PROBLEM DETAILS:
Scan the data beneath this task and copy each line that includes "rendered".

DATA FOR THIS EXERCISE:
>>>

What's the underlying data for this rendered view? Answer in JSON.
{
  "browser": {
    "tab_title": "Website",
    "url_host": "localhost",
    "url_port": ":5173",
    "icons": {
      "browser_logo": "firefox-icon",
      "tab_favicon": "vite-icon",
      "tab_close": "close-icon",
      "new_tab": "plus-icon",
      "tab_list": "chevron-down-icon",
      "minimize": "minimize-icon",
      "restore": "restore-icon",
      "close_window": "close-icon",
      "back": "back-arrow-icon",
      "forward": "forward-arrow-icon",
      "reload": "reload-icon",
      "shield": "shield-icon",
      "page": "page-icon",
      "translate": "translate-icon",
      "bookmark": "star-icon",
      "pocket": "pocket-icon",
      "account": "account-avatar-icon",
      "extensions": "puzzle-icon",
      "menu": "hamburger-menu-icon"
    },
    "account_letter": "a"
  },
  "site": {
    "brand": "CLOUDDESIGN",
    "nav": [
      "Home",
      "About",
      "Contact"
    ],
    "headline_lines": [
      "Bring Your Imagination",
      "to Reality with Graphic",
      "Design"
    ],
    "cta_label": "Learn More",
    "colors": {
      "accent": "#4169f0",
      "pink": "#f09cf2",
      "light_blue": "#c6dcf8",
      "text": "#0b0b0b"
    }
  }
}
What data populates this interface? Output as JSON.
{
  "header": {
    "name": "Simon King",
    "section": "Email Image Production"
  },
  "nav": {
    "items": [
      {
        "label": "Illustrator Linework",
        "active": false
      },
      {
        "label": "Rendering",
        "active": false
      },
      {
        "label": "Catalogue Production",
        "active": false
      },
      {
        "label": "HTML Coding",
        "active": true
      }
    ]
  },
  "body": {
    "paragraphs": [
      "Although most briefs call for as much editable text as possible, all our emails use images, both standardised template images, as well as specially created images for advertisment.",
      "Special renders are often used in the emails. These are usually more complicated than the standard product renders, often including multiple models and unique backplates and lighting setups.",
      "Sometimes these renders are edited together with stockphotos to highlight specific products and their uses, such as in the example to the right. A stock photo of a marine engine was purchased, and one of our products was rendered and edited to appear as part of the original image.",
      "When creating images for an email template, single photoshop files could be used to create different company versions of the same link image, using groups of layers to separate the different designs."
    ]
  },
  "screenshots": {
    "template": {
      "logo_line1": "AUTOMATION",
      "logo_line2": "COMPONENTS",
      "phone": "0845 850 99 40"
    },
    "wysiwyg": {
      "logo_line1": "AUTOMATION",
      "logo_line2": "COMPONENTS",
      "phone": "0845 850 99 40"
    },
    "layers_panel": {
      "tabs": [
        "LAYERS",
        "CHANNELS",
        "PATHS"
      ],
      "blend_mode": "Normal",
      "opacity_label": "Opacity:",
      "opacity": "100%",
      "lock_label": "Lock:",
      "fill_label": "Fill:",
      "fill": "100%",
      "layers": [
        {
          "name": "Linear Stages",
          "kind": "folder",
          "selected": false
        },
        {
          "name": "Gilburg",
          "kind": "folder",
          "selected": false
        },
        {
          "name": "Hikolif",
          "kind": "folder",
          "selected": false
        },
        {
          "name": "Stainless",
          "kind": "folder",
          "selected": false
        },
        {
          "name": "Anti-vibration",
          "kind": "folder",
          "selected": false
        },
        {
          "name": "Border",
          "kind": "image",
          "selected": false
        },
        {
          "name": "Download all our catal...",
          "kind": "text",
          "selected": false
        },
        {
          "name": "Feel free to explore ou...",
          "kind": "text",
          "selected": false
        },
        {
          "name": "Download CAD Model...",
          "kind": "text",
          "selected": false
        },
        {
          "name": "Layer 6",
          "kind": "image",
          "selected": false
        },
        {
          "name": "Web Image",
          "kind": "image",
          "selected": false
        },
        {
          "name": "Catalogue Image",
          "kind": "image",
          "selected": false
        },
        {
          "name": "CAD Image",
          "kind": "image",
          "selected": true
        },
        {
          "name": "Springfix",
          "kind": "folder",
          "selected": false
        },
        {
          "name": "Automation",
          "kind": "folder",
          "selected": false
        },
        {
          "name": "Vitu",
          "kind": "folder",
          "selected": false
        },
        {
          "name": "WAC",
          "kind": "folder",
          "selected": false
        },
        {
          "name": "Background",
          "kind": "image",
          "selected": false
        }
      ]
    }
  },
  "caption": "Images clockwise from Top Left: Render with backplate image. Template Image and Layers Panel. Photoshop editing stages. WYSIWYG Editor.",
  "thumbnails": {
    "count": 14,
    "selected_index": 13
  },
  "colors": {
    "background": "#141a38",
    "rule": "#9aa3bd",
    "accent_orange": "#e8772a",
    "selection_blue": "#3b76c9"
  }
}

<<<

WORKED SOLUTION:
What's the underlying data for this rendered view? Answer in JSON.
      "Sometimes these renders are edited together with stockphotos to highlight specific products and their uses, such as in the example to the right. A stock photo of a marine engine was purchased, and one of our products was rendered and edited to appear as part of the original image.",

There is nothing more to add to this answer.